Top of Data for review

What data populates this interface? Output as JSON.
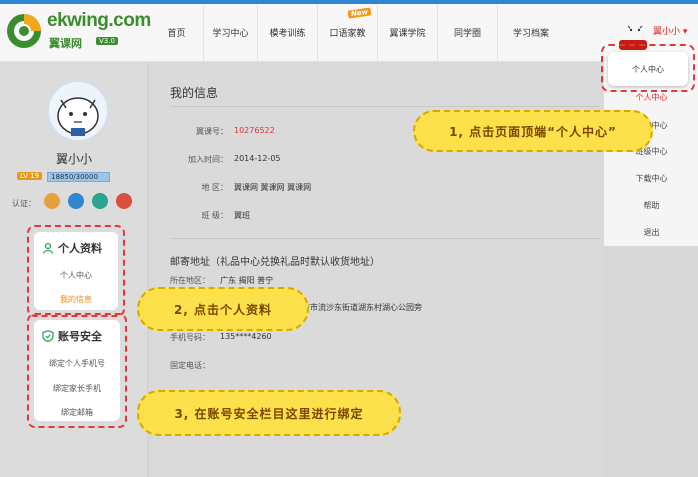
{
  "brand": {
    "logo_text": "ekwing.com",
    "logo_cn": "翼课网",
    "version": "V3.0"
  },
  "nav": {
    "items": [
      "首页",
      "学习中心",
      "模考训练",
      "口语家教",
      "翼课学院",
      "同学圈",
      "学习档案"
    ],
    "new_badge": "New",
    "user_name": "翼小小"
  },
  "profile": {
    "nickname": "翼小小",
    "level": "LV 19",
    "exp": "18850/30000",
    "cert_label": "认证："
  },
  "sidebar": {
    "personal_title": "个人资料",
    "personal_links": [
      "个人中心",
      "我的信息"
    ],
    "security_title": "账号安全",
    "security_links": [
      "绑定个人手机号",
      "绑定家长手机",
      "绑定邮箱"
    ]
  },
  "info": {
    "title": "我的信息",
    "rows": [
      {
        "label": "翼课号：",
        "value": "10276522"
      },
      {
        "label": "加入时间：",
        "value": "2014-12-05"
      },
      {
        "label": "地  区：",
        "value": "翼课网 翼课网 翼课网"
      },
      {
        "label": "班  级：",
        "value": "翼班"
      }
    ],
    "address_title": "邮寄地址（礼品中心兑换礼品时默认收货地址）",
    "addr_rows": [
      {
        "label": "所在地区：",
        "value": "广东 揭阳 普宁"
      },
      {
        "label": "",
        "value": "宁市流沙东街道湖东村湖心公园旁"
      },
      {
        "label": "手机号码：",
        "value": "135****4260"
      },
      {
        "label": "固定电话：",
        "value": ""
      }
    ]
  },
  "dropdown": {
    "popup_item": "个人中心",
    "items": [
      "个人中心",
      "学习中心",
      "班级中心",
      "下载中心",
      "帮助",
      "退出"
    ]
  },
  "callouts": {
    "step1": "1, 点击页面顶端“个人中心”",
    "step2": "2, 点击个人资料",
    "step3": "3, 在账号安全栏目这里进行绑定"
  },
  "colors": {
    "brand_green": "#3c8d2f",
    "accent_orange": "#f08a1b",
    "callout_yellow": "#fde14a",
    "highlight_red": "#e23838"
  }
}
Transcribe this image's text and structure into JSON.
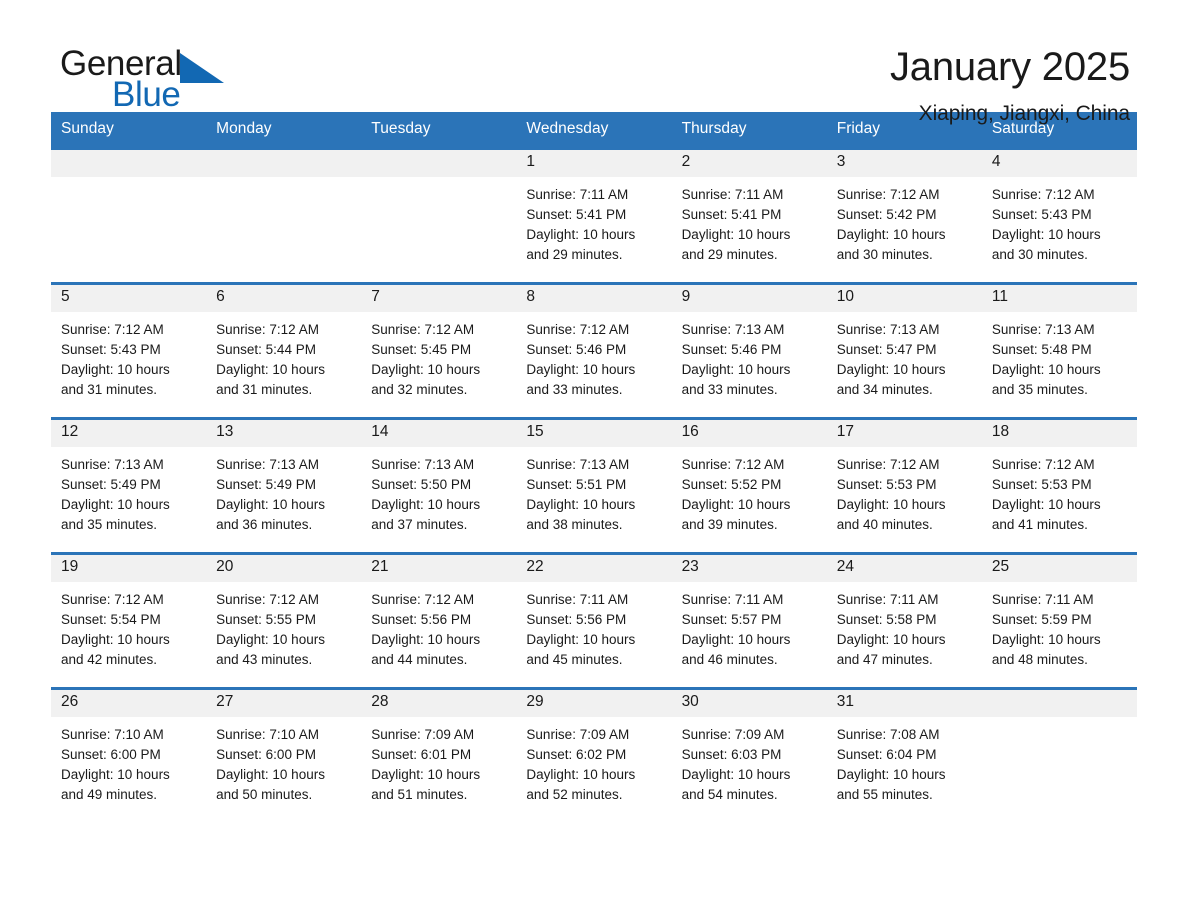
{
  "brand": {
    "name_part1": "General",
    "name_part2": "Blue",
    "triangle_color": "#1268b3",
    "blue_color": "#1268b3"
  },
  "header": {
    "title": "January 2025",
    "subtitle": "Xiaping, Jiangxi, China"
  },
  "theme": {
    "header_blue": "#2b74b8",
    "daynum_band": "#f1f1f1",
    "text": "#1a1a1a"
  },
  "calendar": {
    "weekday_headers": [
      "Sunday",
      "Monday",
      "Tuesday",
      "Wednesday",
      "Thursday",
      "Friday",
      "Saturday"
    ],
    "weeks": [
      [
        {
          "day": "",
          "sunrise": "",
          "sunset": "",
          "daylight_line1": "",
          "daylight_line2": ""
        },
        {
          "day": "",
          "sunrise": "",
          "sunset": "",
          "daylight_line1": "",
          "daylight_line2": ""
        },
        {
          "day": "",
          "sunrise": "",
          "sunset": "",
          "daylight_line1": "",
          "daylight_line2": ""
        },
        {
          "day": "1",
          "sunrise": "Sunrise: 7:11 AM",
          "sunset": "Sunset: 5:41 PM",
          "daylight_line1": "Daylight: 10 hours",
          "daylight_line2": "and 29 minutes."
        },
        {
          "day": "2",
          "sunrise": "Sunrise: 7:11 AM",
          "sunset": "Sunset: 5:41 PM",
          "daylight_line1": "Daylight: 10 hours",
          "daylight_line2": "and 29 minutes."
        },
        {
          "day": "3",
          "sunrise": "Sunrise: 7:12 AM",
          "sunset": "Sunset: 5:42 PM",
          "daylight_line1": "Daylight: 10 hours",
          "daylight_line2": "and 30 minutes."
        },
        {
          "day": "4",
          "sunrise": "Sunrise: 7:12 AM",
          "sunset": "Sunset: 5:43 PM",
          "daylight_line1": "Daylight: 10 hours",
          "daylight_line2": "and 30 minutes."
        }
      ],
      [
        {
          "day": "5",
          "sunrise": "Sunrise: 7:12 AM",
          "sunset": "Sunset: 5:43 PM",
          "daylight_line1": "Daylight: 10 hours",
          "daylight_line2": "and 31 minutes."
        },
        {
          "day": "6",
          "sunrise": "Sunrise: 7:12 AM",
          "sunset": "Sunset: 5:44 PM",
          "daylight_line1": "Daylight: 10 hours",
          "daylight_line2": "and 31 minutes."
        },
        {
          "day": "7",
          "sunrise": "Sunrise: 7:12 AM",
          "sunset": "Sunset: 5:45 PM",
          "daylight_line1": "Daylight: 10 hours",
          "daylight_line2": "and 32 minutes."
        },
        {
          "day": "8",
          "sunrise": "Sunrise: 7:12 AM",
          "sunset": "Sunset: 5:46 PM",
          "daylight_line1": "Daylight: 10 hours",
          "daylight_line2": "and 33 minutes."
        },
        {
          "day": "9",
          "sunrise": "Sunrise: 7:13 AM",
          "sunset": "Sunset: 5:46 PM",
          "daylight_line1": "Daylight: 10 hours",
          "daylight_line2": "and 33 minutes."
        },
        {
          "day": "10",
          "sunrise": "Sunrise: 7:13 AM",
          "sunset": "Sunset: 5:47 PM",
          "daylight_line1": "Daylight: 10 hours",
          "daylight_line2": "and 34 minutes."
        },
        {
          "day": "11",
          "sunrise": "Sunrise: 7:13 AM",
          "sunset": "Sunset: 5:48 PM",
          "daylight_line1": "Daylight: 10 hours",
          "daylight_line2": "and 35 minutes."
        }
      ],
      [
        {
          "day": "12",
          "sunrise": "Sunrise: 7:13 AM",
          "sunset": "Sunset: 5:49 PM",
          "daylight_line1": "Daylight: 10 hours",
          "daylight_line2": "and 35 minutes."
        },
        {
          "day": "13",
          "sunrise": "Sunrise: 7:13 AM",
          "sunset": "Sunset: 5:49 PM",
          "daylight_line1": "Daylight: 10 hours",
          "daylight_line2": "and 36 minutes."
        },
        {
          "day": "14",
          "sunrise": "Sunrise: 7:13 AM",
          "sunset": "Sunset: 5:50 PM",
          "daylight_line1": "Daylight: 10 hours",
          "daylight_line2": "and 37 minutes."
        },
        {
          "day": "15",
          "sunrise": "Sunrise: 7:13 AM",
          "sunset": "Sunset: 5:51 PM",
          "daylight_line1": "Daylight: 10 hours",
          "daylight_line2": "and 38 minutes."
        },
        {
          "day": "16",
          "sunrise": "Sunrise: 7:12 AM",
          "sunset": "Sunset: 5:52 PM",
          "daylight_line1": "Daylight: 10 hours",
          "daylight_line2": "and 39 minutes."
        },
        {
          "day": "17",
          "sunrise": "Sunrise: 7:12 AM",
          "sunset": "Sunset: 5:53 PM",
          "daylight_line1": "Daylight: 10 hours",
          "daylight_line2": "and 40 minutes."
        },
        {
          "day": "18",
          "sunrise": "Sunrise: 7:12 AM",
          "sunset": "Sunset: 5:53 PM",
          "daylight_line1": "Daylight: 10 hours",
          "daylight_line2": "and 41 minutes."
        }
      ],
      [
        {
          "day": "19",
          "sunrise": "Sunrise: 7:12 AM",
          "sunset": "Sunset: 5:54 PM",
          "daylight_line1": "Daylight: 10 hours",
          "daylight_line2": "and 42 minutes."
        },
        {
          "day": "20",
          "sunrise": "Sunrise: 7:12 AM",
          "sunset": "Sunset: 5:55 PM",
          "daylight_line1": "Daylight: 10 hours",
          "daylight_line2": "and 43 minutes."
        },
        {
          "day": "21",
          "sunrise": "Sunrise: 7:12 AM",
          "sunset": "Sunset: 5:56 PM",
          "daylight_line1": "Daylight: 10 hours",
          "daylight_line2": "and 44 minutes."
        },
        {
          "day": "22",
          "sunrise": "Sunrise: 7:11 AM",
          "sunset": "Sunset: 5:56 PM",
          "daylight_line1": "Daylight: 10 hours",
          "daylight_line2": "and 45 minutes."
        },
        {
          "day": "23",
          "sunrise": "Sunrise: 7:11 AM",
          "sunset": "Sunset: 5:57 PM",
          "daylight_line1": "Daylight: 10 hours",
          "daylight_line2": "and 46 minutes."
        },
        {
          "day": "24",
          "sunrise": "Sunrise: 7:11 AM",
          "sunset": "Sunset: 5:58 PM",
          "daylight_line1": "Daylight: 10 hours",
          "daylight_line2": "and 47 minutes."
        },
        {
          "day": "25",
          "sunrise": "Sunrise: 7:11 AM",
          "sunset": "Sunset: 5:59 PM",
          "daylight_line1": "Daylight: 10 hours",
          "daylight_line2": "and 48 minutes."
        }
      ],
      [
        {
          "day": "26",
          "sunrise": "Sunrise: 7:10 AM",
          "sunset": "Sunset: 6:00 PM",
          "daylight_line1": "Daylight: 10 hours",
          "daylight_line2": "and 49 minutes."
        },
        {
          "day": "27",
          "sunrise": "Sunrise: 7:10 AM",
          "sunset": "Sunset: 6:00 PM",
          "daylight_line1": "Daylight: 10 hours",
          "daylight_line2": "and 50 minutes."
        },
        {
          "day": "28",
          "sunrise": "Sunrise: 7:09 AM",
          "sunset": "Sunset: 6:01 PM",
          "daylight_line1": "Daylight: 10 hours",
          "daylight_line2": "and 51 minutes."
        },
        {
          "day": "29",
          "sunrise": "Sunrise: 7:09 AM",
          "sunset": "Sunset: 6:02 PM",
          "daylight_line1": "Daylight: 10 hours",
          "daylight_line2": "and 52 minutes."
        },
        {
          "day": "30",
          "sunrise": "Sunrise: 7:09 AM",
          "sunset": "Sunset: 6:03 PM",
          "daylight_line1": "Daylight: 10 hours",
          "daylight_line2": "and 54 minutes."
        },
        {
          "day": "31",
          "sunrise": "Sunrise: 7:08 AM",
          "sunset": "Sunset: 6:04 PM",
          "daylight_line1": "Daylight: 10 hours",
          "daylight_line2": "and 55 minutes."
        },
        {
          "day": "",
          "sunrise": "",
          "sunset": "",
          "daylight_line1": "",
          "daylight_line2": ""
        }
      ]
    ]
  }
}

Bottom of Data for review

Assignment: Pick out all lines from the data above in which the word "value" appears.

Output of the exercise:
        "value": "10276522"
        "value": "2014-12-05"
        "value": "翼课网 翼课网 翼课网"
        "value": "翼班"
        "value": "广东 揭阳 普宁"
        "value": "宁市流沙东街道湖东村湖心公园旁"
        "value": "135****4260"
        "value": ""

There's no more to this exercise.